* Task to carry out *
In the entries below, find each line with the word "Read" and pull it out.

* Supplied records *

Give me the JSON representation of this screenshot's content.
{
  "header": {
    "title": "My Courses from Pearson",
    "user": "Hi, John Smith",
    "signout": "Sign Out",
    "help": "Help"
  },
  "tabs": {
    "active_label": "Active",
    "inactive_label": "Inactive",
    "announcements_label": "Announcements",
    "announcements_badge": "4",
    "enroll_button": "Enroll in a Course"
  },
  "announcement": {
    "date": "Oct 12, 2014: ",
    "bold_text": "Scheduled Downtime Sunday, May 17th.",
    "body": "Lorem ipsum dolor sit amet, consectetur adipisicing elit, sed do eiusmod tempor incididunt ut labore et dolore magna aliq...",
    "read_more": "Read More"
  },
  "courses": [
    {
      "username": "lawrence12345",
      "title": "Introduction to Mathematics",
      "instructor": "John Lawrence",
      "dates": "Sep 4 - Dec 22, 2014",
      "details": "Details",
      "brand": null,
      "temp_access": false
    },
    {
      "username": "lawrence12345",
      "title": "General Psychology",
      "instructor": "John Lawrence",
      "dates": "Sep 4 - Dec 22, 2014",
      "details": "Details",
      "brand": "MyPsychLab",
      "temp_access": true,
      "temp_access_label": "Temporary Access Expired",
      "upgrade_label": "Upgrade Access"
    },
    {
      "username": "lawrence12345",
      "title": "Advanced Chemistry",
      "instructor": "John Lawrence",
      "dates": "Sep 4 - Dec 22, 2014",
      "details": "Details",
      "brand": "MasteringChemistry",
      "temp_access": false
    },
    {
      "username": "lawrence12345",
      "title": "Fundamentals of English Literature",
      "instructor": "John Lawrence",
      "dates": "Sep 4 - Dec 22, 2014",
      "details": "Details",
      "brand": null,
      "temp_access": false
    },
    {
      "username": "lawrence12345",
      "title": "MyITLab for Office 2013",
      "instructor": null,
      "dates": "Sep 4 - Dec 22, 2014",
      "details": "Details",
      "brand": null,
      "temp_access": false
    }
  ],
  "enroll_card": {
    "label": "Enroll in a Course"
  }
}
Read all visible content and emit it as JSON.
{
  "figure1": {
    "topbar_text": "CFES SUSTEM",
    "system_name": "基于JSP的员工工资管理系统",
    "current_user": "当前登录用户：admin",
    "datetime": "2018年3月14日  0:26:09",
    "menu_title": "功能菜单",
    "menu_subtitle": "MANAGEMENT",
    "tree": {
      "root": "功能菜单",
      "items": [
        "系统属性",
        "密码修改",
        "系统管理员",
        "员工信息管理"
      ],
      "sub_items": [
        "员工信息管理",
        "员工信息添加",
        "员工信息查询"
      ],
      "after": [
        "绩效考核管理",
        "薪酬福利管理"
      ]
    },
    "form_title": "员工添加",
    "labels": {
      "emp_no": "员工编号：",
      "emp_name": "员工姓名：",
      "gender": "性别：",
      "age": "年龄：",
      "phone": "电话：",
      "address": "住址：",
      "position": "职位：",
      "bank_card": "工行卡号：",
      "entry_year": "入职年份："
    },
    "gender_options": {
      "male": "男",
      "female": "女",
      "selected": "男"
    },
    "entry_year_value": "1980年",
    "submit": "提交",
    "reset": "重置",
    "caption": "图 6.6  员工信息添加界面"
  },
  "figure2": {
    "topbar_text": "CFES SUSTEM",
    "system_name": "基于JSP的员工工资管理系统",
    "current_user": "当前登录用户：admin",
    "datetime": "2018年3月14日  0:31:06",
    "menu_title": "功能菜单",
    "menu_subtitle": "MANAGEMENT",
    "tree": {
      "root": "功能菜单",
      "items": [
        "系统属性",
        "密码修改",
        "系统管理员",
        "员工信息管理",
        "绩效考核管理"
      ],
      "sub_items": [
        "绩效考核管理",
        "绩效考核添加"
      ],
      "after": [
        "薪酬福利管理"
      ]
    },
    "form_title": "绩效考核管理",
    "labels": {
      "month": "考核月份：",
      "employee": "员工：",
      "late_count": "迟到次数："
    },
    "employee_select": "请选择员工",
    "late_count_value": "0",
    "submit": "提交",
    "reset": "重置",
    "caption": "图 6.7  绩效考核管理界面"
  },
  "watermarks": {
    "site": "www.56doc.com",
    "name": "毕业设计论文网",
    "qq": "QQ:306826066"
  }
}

* Your solution *
    "read_more": "Read More"
Read all visible content and emit it as JSON.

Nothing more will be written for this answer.